26 March 2018

The Eternal Spring of Tenerife

Of all places in the entire world that you can possibly visit, Tenerife, which is located in the Canary Islands is without a doubt not only one of the most breathtakingly beautiful spots that can be, but is also home to one of, if not the absolute best places in terms of it’s climate without a doubt.  If you are looking for your next destination spot, the IBEROSTAR Grand Hotel el Mirador will most definitely not disappoint and will make your every dream come true.

Tenerife is in fact known to be the Island of eternal spring throughout the world. Due to it’s perfect geographic position, located in a dreamy strip consisting of the best holiday spots possible. It is actually said that this strip is imaginary since it is so perfect and surreal.

There are several reasons for the gentle and ideal climate in Tenerife. One of the many reasons is the prevailing winds.  The trade winds, the orography of the terrain on it’s own together with the cold current of the Canary Islands makes for the beaches of Tenerife and the coasts to all year along always have stunning temperatures. Sometimes it is even above the temperature of the air.

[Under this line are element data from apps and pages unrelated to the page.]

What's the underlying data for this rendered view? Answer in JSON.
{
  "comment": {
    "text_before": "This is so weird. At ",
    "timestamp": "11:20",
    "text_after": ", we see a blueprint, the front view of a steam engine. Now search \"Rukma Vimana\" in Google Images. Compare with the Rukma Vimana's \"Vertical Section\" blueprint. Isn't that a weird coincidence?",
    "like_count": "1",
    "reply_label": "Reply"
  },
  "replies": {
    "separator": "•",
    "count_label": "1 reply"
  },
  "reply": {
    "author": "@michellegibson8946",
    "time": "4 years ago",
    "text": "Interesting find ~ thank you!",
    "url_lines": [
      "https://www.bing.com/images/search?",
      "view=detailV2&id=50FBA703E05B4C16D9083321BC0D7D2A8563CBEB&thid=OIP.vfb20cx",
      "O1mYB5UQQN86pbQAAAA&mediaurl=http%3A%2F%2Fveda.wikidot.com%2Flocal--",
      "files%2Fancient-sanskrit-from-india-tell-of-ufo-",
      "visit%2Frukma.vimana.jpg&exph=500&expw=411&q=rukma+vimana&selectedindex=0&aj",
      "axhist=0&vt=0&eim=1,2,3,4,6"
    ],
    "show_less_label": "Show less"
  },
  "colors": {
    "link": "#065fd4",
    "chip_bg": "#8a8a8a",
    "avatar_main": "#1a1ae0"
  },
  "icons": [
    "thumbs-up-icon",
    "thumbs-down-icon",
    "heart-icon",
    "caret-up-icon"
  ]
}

Overall, the Island of Tenerife has a mild climate. Sometimes it becomes temperate and moderate throughout the other months of the year. However what is most special and impressive about the island is that throughout all months, and all seasons there is never both extreme cold, nor is there terribly suffocating heat.
Temperatures in the Island on average range anywhere between 17 and 18 degrees Celsius in the winter. During the summer months, the temperature ranges from averaging anywhere between 24 or 24 degrees Celsius at this time.  These values are all relative and rather general, however are most applicable in the costal areas in which the majority of the popular and happening tourist resorts are very systematically located.

One of the most impressive and surprising aspects of this Island is it’s variety of micro-climates.  Tenerife is very ideally located in the subtropical zones. The Island has the exact same latitude levels as do the great hot deserts of the northern hemisphere. Among them is the Sahara, located nearby to the Tenerife Island.

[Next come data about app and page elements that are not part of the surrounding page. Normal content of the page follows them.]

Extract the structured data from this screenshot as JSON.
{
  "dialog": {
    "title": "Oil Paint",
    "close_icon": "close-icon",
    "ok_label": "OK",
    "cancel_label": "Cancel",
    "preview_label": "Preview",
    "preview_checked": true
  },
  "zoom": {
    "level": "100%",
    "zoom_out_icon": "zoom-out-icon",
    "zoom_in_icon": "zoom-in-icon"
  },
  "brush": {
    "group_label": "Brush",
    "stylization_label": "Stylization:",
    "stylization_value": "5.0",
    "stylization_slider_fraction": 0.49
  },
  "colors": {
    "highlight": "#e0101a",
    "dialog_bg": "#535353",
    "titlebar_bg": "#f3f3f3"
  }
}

There is a strong presence of a high belt pressure, known as the Azores anticyclone. The Azores anticyclone creates a great deal of atmospheric stability. Furthermore, it also softens the temperatures of the climate of the Island. The influence of the Canary Island’s cold current, which is part of the current North Atlantic system, brings in water that is even colder than the norm into these latitudes. This in turn cools down the surface layer of air over the sea.

Throughout the majority of the year, trade winds blow which are created by the Northern Atlantic high pressures. These high pressures are loaded with humidity and they pass through their journey in the ocean. Among the impact together with the Island terrain, they condense themselves into a blanket of clouds. This process is known as stratocumulus and takes humidity into the surface of the Island.

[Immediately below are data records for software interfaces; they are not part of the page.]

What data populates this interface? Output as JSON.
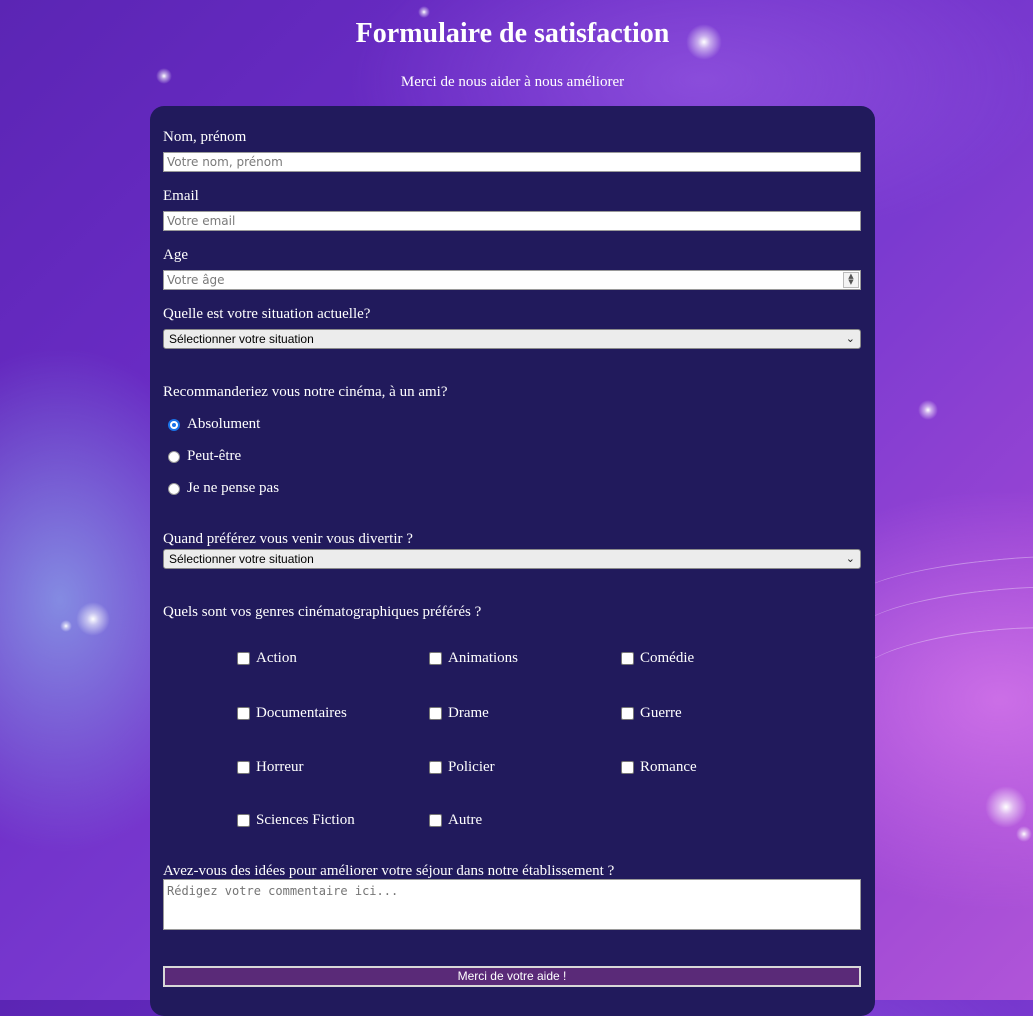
{
  "header": {
    "title": "Formulaire de satisfaction",
    "subtitle": "Merci de nous aider à nous améliorer"
  },
  "form": {
    "name": {
      "label": "Nom, prénom",
      "placeholder": "Votre nom, prénom",
      "value": ""
    },
    "email": {
      "label": "Email",
      "placeholder": "Votre email",
      "value": ""
    },
    "age": {
      "label": "Age",
      "placeholder": "Votre âge",
      "value": ""
    },
    "situation": {
      "label": "Quelle est votre situation actuelle?",
      "selected": "Sélectionner votre situation"
    },
    "recommend": {
      "label": "Recommanderiez vous notre cinéma, à un ami?",
      "options": [
        "Absolument",
        "Peut-être",
        "Je ne pense pas"
      ],
      "checked_index": 0
    },
    "when": {
      "label": "Quand préférez vous venir vous divertir ?",
      "selected": "Sélectionner votre situation"
    },
    "genres": {
      "label": "Quels sont vos genres cinématographiques préférés ?",
      "options": [
        "Action",
        "Animations",
        "Comédie",
        "Documentaires",
        "Drame",
        "Guerre",
        "Horreur",
        "Policier",
        "Romance",
        "Sciences Fiction",
        "Autre"
      ],
      "checked": []
    },
    "ideas": {
      "label": "Avez-vous des idées pour améliorer votre séjour dans notre établissement ?",
      "placeholder": "Rédigez votre commentaire ici..."
    },
    "submit_label": "Merci de votre aide !"
  },
  "colors": {
    "card": "#211a5c",
    "submit_bg": "#5a2a78",
    "radio_accent": "#1a73e8"
  }
}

This fascinating phenomenon happens on the very slopes which face north-northeast. On the other side, the slopes which face the west and south sides are dry and warm once they have reached the top. This makes for an increase in the sunshine and overall temperatures. At the same time it also reduces the humidity of leeward Islands.

This regime found in the northeast trade winds and the northeast weather overall is the most common kind of weather to be found in the Island, making those who live there very lucky, happy and healthy people. It is also makes for a great deal of tourism with everyone wanting to come visit this beautiful Island with the most perfect weather.

Another common type of weather that is seen in the Island during any time of the year is when the warm winds of the southeast blow. It comes from the Sahara, bringing dust in suspension. This raises the temperature and decreases the visibility and the humidity. This is known as south weather.

 During the winter months, there are often disturbances which are related to the general circulation of the west, which is a common property of the northern hemisphere.  In some cases, the pressures become so low that the latitude drops towards the south when the west circulation slows down. This also weakens the Azores anticyclone, which is very likely to occur in the Canary Islands area.

Cold storms will sometimes begin in mid-latitudes. It depends on their size and latitude, however low pressures mostly will come from the north-northwest or south-southwest. This produces heavy winds and rain in large and intense amounts and can result in flooding. Rainfall is seen the most in the areas that are exposed to winds. For more important about the magical Island, Iberostar.com will provide you with everything and more.